The Milky Way galaxy itself alone has about 100 billion stars and one out of every thousand stars that forms it has the ability to become a black hole. The universe itself is so large itself that it’s almost impossible to keep count of how many black holes there are. “There are so many black holes in the Universe that it is impossible to count them. It’s like asking how many grains of sand are on the beach. Fortunately, the Universe is enormous and none of its known black holes are close enough to pose any danger to Earth” In total, our galaxy contains some 100 billion stars and 100 million black holes” (5). The nearest black hole is known to be in the center Milky way galaxy with it being twenty-eight-thousand light years away.
In conclusion while scientist is discovering new things constantly and the world is evolving more, there are still a lot of things that we are un aware off and still haven’t been able to solve or see. Scientist are understanding new things endlessly, and in the world we live in today not only do we have much more resources and gadgets to use, there is adequately a generous amount of people that are wanting to understand the universe and world we live in today. Don’t ever limit yourself from what you may be able to capture and understand. Throughout this research paper myself, I got a lot to learn that not only made me understand the black hole but make me wonder what else don’t we know about our galaxies, universe, and world.
- Dunbar, B. What Is a Black Hole? NASA (2015). Available at: https://www.nasa.gov/audience/forstudents/k-4/stories/nasa-knows/what-is-a-black-hole-k4.html. (Accessed: 25th February 2019)
- KARL SCHWARZSCHILD. Edwin Hubble – Important Scientists – The Physics of the Universe Available at: https://www.physicsoftheuniverse.com/scientists_schwarzschild.html. (Accessed: 25th February 2019)
- HubbleSite – The Telescope – Hubble Essentials – About Edwin Hubble Available at: http://hubblesite.org/reference_desk/faq/answer.php.id=62&cat=exotic. (Accessed: 25th February 2019)
- Howell, E. Monster Black Hole Is Biggest Ever Found. Space.com (2012). Available at: https://www.space.com/18668-biggest-black-hole-discovery.html. (Accessed: 25th February 2019)
- HubbleSite: Black Holes: Gravity’s Relentless Pull interactive: About This Site: Encyclopedia. HubbleSite – The Telescope – Hubble Essentials – About Edwin Hubble Available at: http://hubblesite.org/explore_astronomy/black_holes/encyc_mod3_q7.html. (Accessed: 25th February 2019)
- [email protected] ESO Supernova. ESO Supernova Available at: https://supernova.eso.org/exhibition/1219/. (Accessed: 26th February 2019)
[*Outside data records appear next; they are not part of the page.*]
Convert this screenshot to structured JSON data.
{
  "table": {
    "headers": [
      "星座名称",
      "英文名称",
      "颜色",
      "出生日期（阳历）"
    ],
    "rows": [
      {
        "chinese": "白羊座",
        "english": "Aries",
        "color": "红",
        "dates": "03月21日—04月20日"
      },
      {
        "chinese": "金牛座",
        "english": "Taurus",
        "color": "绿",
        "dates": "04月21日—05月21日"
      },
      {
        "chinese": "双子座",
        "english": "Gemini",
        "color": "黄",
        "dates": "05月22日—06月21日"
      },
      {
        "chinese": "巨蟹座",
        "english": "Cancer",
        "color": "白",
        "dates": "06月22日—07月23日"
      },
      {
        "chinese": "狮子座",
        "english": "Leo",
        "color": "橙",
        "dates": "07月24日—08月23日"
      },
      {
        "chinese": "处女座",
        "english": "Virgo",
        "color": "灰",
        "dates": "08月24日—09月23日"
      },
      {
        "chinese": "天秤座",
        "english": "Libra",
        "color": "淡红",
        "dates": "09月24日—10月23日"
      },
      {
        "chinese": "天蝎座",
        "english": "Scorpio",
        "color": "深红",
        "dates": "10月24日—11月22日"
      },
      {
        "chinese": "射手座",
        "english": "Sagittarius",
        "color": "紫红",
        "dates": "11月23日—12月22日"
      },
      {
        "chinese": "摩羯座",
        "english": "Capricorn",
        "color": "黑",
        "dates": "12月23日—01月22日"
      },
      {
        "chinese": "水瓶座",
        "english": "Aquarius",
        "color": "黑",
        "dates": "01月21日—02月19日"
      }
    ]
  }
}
- Blundell, K. M. (2015). Black holes: A very short introduction Oxford University Press.
- Rounded Two | Home Available at: http://ffden-2.phys.uaf.edu/212_fall2003.web.dir/daniel_barnes/page2.htm. (Accessed: 26th February 2019)